→ TASK DIRECTIONS: Please copy the data shown below, word for word.

→ RECORDS SUPPLIED:
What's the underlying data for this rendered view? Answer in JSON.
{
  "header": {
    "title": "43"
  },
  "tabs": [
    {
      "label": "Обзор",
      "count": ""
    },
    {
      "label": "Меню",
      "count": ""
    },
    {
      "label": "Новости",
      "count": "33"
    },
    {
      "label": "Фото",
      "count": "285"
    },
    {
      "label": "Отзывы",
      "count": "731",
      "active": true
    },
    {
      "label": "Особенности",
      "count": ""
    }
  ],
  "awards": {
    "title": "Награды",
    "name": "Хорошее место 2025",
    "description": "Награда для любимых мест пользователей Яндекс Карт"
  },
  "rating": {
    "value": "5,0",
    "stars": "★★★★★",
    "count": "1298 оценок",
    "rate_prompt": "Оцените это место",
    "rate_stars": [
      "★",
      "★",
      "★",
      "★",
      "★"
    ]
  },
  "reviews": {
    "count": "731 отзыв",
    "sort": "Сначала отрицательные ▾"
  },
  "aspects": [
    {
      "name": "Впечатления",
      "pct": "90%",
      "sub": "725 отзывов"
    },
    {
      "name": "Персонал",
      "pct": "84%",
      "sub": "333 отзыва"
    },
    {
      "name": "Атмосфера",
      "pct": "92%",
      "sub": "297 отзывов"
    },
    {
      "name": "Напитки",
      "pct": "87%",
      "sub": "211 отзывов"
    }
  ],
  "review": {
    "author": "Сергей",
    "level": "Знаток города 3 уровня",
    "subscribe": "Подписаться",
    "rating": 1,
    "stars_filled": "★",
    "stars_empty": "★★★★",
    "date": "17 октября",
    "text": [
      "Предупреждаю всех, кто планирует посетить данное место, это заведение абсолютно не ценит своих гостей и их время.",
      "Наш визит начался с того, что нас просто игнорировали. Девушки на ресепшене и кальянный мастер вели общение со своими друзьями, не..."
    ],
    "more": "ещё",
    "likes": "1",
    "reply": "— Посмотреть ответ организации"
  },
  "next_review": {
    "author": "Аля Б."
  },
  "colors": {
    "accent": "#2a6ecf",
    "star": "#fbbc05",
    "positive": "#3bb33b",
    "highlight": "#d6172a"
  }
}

→ WORKED SOLUTION:
What's the underlying data for this rendered view? Answer in JSON.
{
  "header": {
    "title": "43"
  },
  "tabs": [
    {
      "label": "Обзор",
      "count": ""
    },
    {
      "label": "Меню",
      "count": ""
    },
    {
      "label": "Новости",
      "count": "33"
    },
    {
      "label": "Фото",
      "count": "285"
    },
    {
      "label": "Отзывы",
      "count": "731",
      "active": true
    },
    {
      "label": "Особенности",
      "count": ""
    }
  ],
  "awards": {
    "title": "Награды",
    "name": "Хорошее место 2025",
    "description": "Награда для любимых мест пользователей Яндекс Карт"
  },
  "rating": {
    "value": "5,0",
    "stars": "★★★★★",
    "count": "1298 оценок",
    "rate_prompt": "Оцените это место",
    "rate_stars": [
      "★",
      "★",
      "★",
      "★",
      "★"
    ]
  },
  "reviews": {
    "count": "731 отзыв",
    "sort": "Сначала отрицательные ▾"
  },
  "aspects": [
    {
      "name": "Впечатления",
      "pct": "90%",
      "sub": "725 отзывов"
    },
    {
      "name": "Персонал",
      "pct": "84%",
      "sub": "333 отзыва"
    },
    {
      "name": "Атмосфера",
      "pct": "92%",
      "sub": "297 отзывов"
    },
    {
      "name": "Напитки",
      "pct": "87%",
      "sub": "211 отзывов"
    }
  ],
  "review": {
    "author": "Сергей",
    "level": "Знаток города 3 уровня",
    "subscribe": "Подписаться",
    "rating": 1,
    "stars_filled": "★",
    "stars_empty": "★★★★",
    "date": "17 октября",
    "text": [
      "Предупреждаю всех, кто планирует посетить данное место, это заведение абсолютно не ценит своих гостей и их время.",
      "Наш визит начался с того, что нас просто игнорировали. Девушки на ресепшене и кальянный мастер вели общение со своими друзьями, не..."
    ],
    "more": "ещё",
    "likes": "1",
    "reply": "— Посмотреть ответ организации"
  },
  "next_review": {
    "author": "Аля Б."
  },
  "colors": {
    "accent": "#2a6ecf",
    "star": "#fbbc05",
    "positive": "#3bb33b",
    "highlight": "#d6172a"
  }
}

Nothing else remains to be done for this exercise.